It said Anwar “helped to lead a network of police and criminal thugs that were allegedly responsible for extortion, land grabbing, narcotics, and murder”.

His alleged victims include Naqeebullah Mehsud, an aspiring model whose case drew outrage across Pakistan.

According to the press release, the former Malir SSP has been designated “for being responsible for or complicit in, or having directly or indirectly engaged in, serious human rights abuse”.

Anwar, perhaps Karachi’s most controversial cop, officially retired from service last year. However, the 37 years he spent with the police service tell the remarkable tale of the changing fortunes of a man willing to take the risks and go the length for his patrons.

Two things that have been a consistent feature of Anwar’s tumultuous career are the encounters and accusations of corrupt practices that have dogged him over the years. Despite having faced a number of disciplinary actions and suspensions, the most infamous being in the aftermath of Waziristan native Mehsud’s murder, Anwar has surreptitiously managed to dodge legal action, possibly due to the interventions of his backers.

Among the people targeted in the sanctions unveiled Tuesday are a handful of military leaders in Myanmar accused in mass atrocities against Rohingya Muslims, hundreds of thousands of whom were forced to flee to Bangladesh in 2017. Those targeted include Min Aung Hlaing, the commander-in-chief of Myanmar’s military forces.

Others targeted include individuals in Libya, Slovakia, the Democratic Republic of the Congo and South Sudan. Among them is Marian Kocner, a Slovakian businessman accused of hiring a hitman to murder of Jan Kuciak, a reporter investigating his suspicious dealings, as well as Kuciak’s fiancée, Martina Kusnirova.

The majority of the people targeted Tuesday face economic sanctions, meaning any assets they have in the United States will be frozen and Americans cannot do business with them. Some critics say such sanctions are of limited value, especially if the individuals have few ties to the American financial system. Still, many human rights activists say the symbolism alone of being sanctioned can deter other bad actors.

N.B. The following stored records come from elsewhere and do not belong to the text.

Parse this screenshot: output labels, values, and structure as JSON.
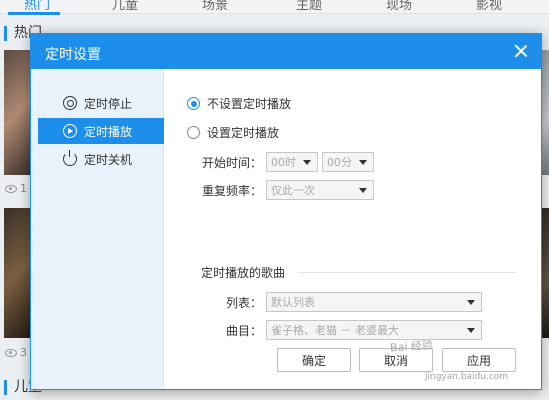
{
  "background": {
    "tabs": [
      {
        "label": "热门",
        "active": true
      },
      {
        "label": "儿童"
      },
      {
        "label": "场景"
      },
      {
        "label": "主题"
      },
      {
        "label": "现场"
      },
      {
        "label": "影视"
      }
    ],
    "section_hot": "热门",
    "section_kids": "儿童",
    "play_count_1": "1",
    "play_count_2": "3"
  },
  "dialog": {
    "title": "定时设置",
    "sidebar": [
      {
        "label": "定时停止",
        "icon": "stop-timer-icon"
      },
      {
        "label": "定时播放",
        "icon": "play-timer-icon",
        "active": true
      },
      {
        "label": "定时关机",
        "icon": "power-icon"
      }
    ],
    "options": {
      "no_timer": "不设置定时播放",
      "set_timer": "设置定时播放",
      "selected": "no_timer"
    },
    "start_time_label": "开始时间：",
    "hour_value": "00时",
    "minute_value": "00分",
    "repeat_label": "重复频率：",
    "repeat_value": "仅此一次",
    "songs_group_title": "定时播放的歌曲",
    "list_label": "列表：",
    "list_value": "默认列表",
    "track_label": "曲目：",
    "track_value": "雀子格、老猫 － 老婆最大",
    "buttons": {
      "confirm": "确定",
      "cancel": "取消",
      "apply": "应用"
    }
  },
  "colors": {
    "accent": "#1d8ee9",
    "sidebar_bg": "#e8f2fa"
  },
  "watermark": {
    "text": "Bai 经验",
    "url": "jingyan.baidu.com"
  }
}
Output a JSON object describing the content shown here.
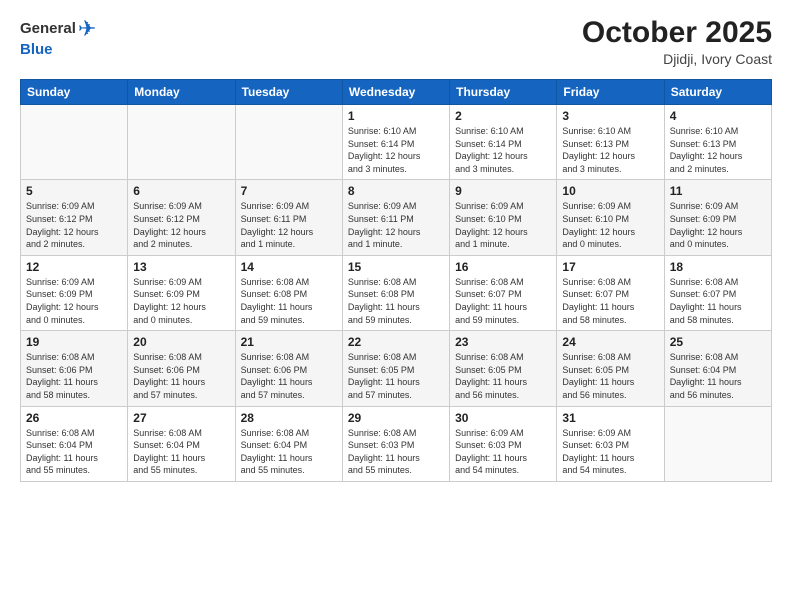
{
  "header": {
    "logo_general": "General",
    "logo_blue": "Blue",
    "month": "October 2025",
    "location": "Djidji, Ivory Coast"
  },
  "columns": [
    "Sunday",
    "Monday",
    "Tuesday",
    "Wednesday",
    "Thursday",
    "Friday",
    "Saturday"
  ],
  "weeks": [
    [
      {
        "day": "",
        "info": ""
      },
      {
        "day": "",
        "info": ""
      },
      {
        "day": "",
        "info": ""
      },
      {
        "day": "1",
        "info": "Sunrise: 6:10 AM\nSunset: 6:14 PM\nDaylight: 12 hours\nand 3 minutes."
      },
      {
        "day": "2",
        "info": "Sunrise: 6:10 AM\nSunset: 6:14 PM\nDaylight: 12 hours\nand 3 minutes."
      },
      {
        "day": "3",
        "info": "Sunrise: 6:10 AM\nSunset: 6:13 PM\nDaylight: 12 hours\nand 3 minutes."
      },
      {
        "day": "4",
        "info": "Sunrise: 6:10 AM\nSunset: 6:13 PM\nDaylight: 12 hours\nand 2 minutes."
      }
    ],
    [
      {
        "day": "5",
        "info": "Sunrise: 6:09 AM\nSunset: 6:12 PM\nDaylight: 12 hours\nand 2 minutes."
      },
      {
        "day": "6",
        "info": "Sunrise: 6:09 AM\nSunset: 6:12 PM\nDaylight: 12 hours\nand 2 minutes."
      },
      {
        "day": "7",
        "info": "Sunrise: 6:09 AM\nSunset: 6:11 PM\nDaylight: 12 hours\nand 1 minute."
      },
      {
        "day": "8",
        "info": "Sunrise: 6:09 AM\nSunset: 6:11 PM\nDaylight: 12 hours\nand 1 minute."
      },
      {
        "day": "9",
        "info": "Sunrise: 6:09 AM\nSunset: 6:10 PM\nDaylight: 12 hours\nand 1 minute."
      },
      {
        "day": "10",
        "info": "Sunrise: 6:09 AM\nSunset: 6:10 PM\nDaylight: 12 hours\nand 0 minutes."
      },
      {
        "day": "11",
        "info": "Sunrise: 6:09 AM\nSunset: 6:09 PM\nDaylight: 12 hours\nand 0 minutes."
      }
    ],
    [
      {
        "day": "12",
        "info": "Sunrise: 6:09 AM\nSunset: 6:09 PM\nDaylight: 12 hours\nand 0 minutes."
      },
      {
        "day": "13",
        "info": "Sunrise: 6:09 AM\nSunset: 6:09 PM\nDaylight: 12 hours\nand 0 minutes."
      },
      {
        "day": "14",
        "info": "Sunrise: 6:08 AM\nSunset: 6:08 PM\nDaylight: 11 hours\nand 59 minutes."
      },
      {
        "day": "15",
        "info": "Sunrise: 6:08 AM\nSunset: 6:08 PM\nDaylight: 11 hours\nand 59 minutes."
      },
      {
        "day": "16",
        "info": "Sunrise: 6:08 AM\nSunset: 6:07 PM\nDaylight: 11 hours\nand 59 minutes."
      },
      {
        "day": "17",
        "info": "Sunrise: 6:08 AM\nSunset: 6:07 PM\nDaylight: 11 hours\nand 58 minutes."
      },
      {
        "day": "18",
        "info": "Sunrise: 6:08 AM\nSunset: 6:07 PM\nDaylight: 11 hours\nand 58 minutes."
      }
    ],
    [
      {
        "day": "19",
        "info": "Sunrise: 6:08 AM\nSunset: 6:06 PM\nDaylight: 11 hours\nand 58 minutes."
      },
      {
        "day": "20",
        "info": "Sunrise: 6:08 AM\nSunset: 6:06 PM\nDaylight: 11 hours\nand 57 minutes."
      },
      {
        "day": "21",
        "info": "Sunrise: 6:08 AM\nSunset: 6:06 PM\nDaylight: 11 hours\nand 57 minutes."
      },
      {
        "day": "22",
        "info": "Sunrise: 6:08 AM\nSunset: 6:05 PM\nDaylight: 11 hours\nand 57 minutes."
      },
      {
        "day": "23",
        "info": "Sunrise: 6:08 AM\nSunset: 6:05 PM\nDaylight: 11 hours\nand 56 minutes."
      },
      {
        "day": "24",
        "info": "Sunrise: 6:08 AM\nSunset: 6:05 PM\nDaylight: 11 hours\nand 56 minutes."
      },
      {
        "day": "25",
        "info": "Sunrise: 6:08 AM\nSunset: 6:04 PM\nDaylight: 11 hours\nand 56 minutes."
      }
    ],
    [
      {
        "day": "26",
        "info": "Sunrise: 6:08 AM\nSunset: 6:04 PM\nDaylight: 11 hours\nand 55 minutes."
      },
      {
        "day": "27",
        "info": "Sunrise: 6:08 AM\nSunset: 6:04 PM\nDaylight: 11 hours\nand 55 minutes."
      },
      {
        "day": "28",
        "info": "Sunrise: 6:08 AM\nSunset: 6:04 PM\nDaylight: 11 hours\nand 55 minutes."
      },
      {
        "day": "29",
        "info": "Sunrise: 6:08 AM\nSunset: 6:03 PM\nDaylight: 11 hours\nand 55 minutes."
      },
      {
        "day": "30",
        "info": "Sunrise: 6:09 AM\nSunset: 6:03 PM\nDaylight: 11 hours\nand 54 minutes."
      },
      {
        "day": "31",
        "info": "Sunrise: 6:09 AM\nSunset: 6:03 PM\nDaylight: 11 hours\nand 54 minutes."
      },
      {
        "day": "",
        "info": ""
      }
    ]
  ]
}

Others targeted in the latest announcement faced different types of penalties. For instance, among those sanctioned is Mohammed al Otaibi, former consul general of Saudi Arabia in Istanbul, Turkey. He is accused of complicity in the murder of Jamal Khashoggi, a Saudi journalist who contributed to The Washington Post. The sanctions imposed on Otaibi deem him and his immediate family members ineligible to enter the U.S.

In its latest actions, the administration is relying heavily on the Global Magnitsky law, which allows it to impose sanctions on individuals suspected of human rights abuses or corruption. An earlier version of the law applied to officials in Russia, but it was expanded late in the Obama administration, and the Trump administration has used it frequently.

The laws were inspired by the case of Sergei Magnitsky, a Russian lawyer who died after being jailed and abused for his probing of corruption linked to the Kremlin.

On Monday, the Treasury Department announced a separate batch of sanctions, including some aimed at two Venezuelan officials. The sanctions relied in part on the Global Magnitsky law and were aimed primarily at alleged corrupt actors. The announcement was timed to coincide with International Anti-Corruption Day.

Human rights activists have mixed feelings about the Trump administration’s use of the Global Magnitsky tool.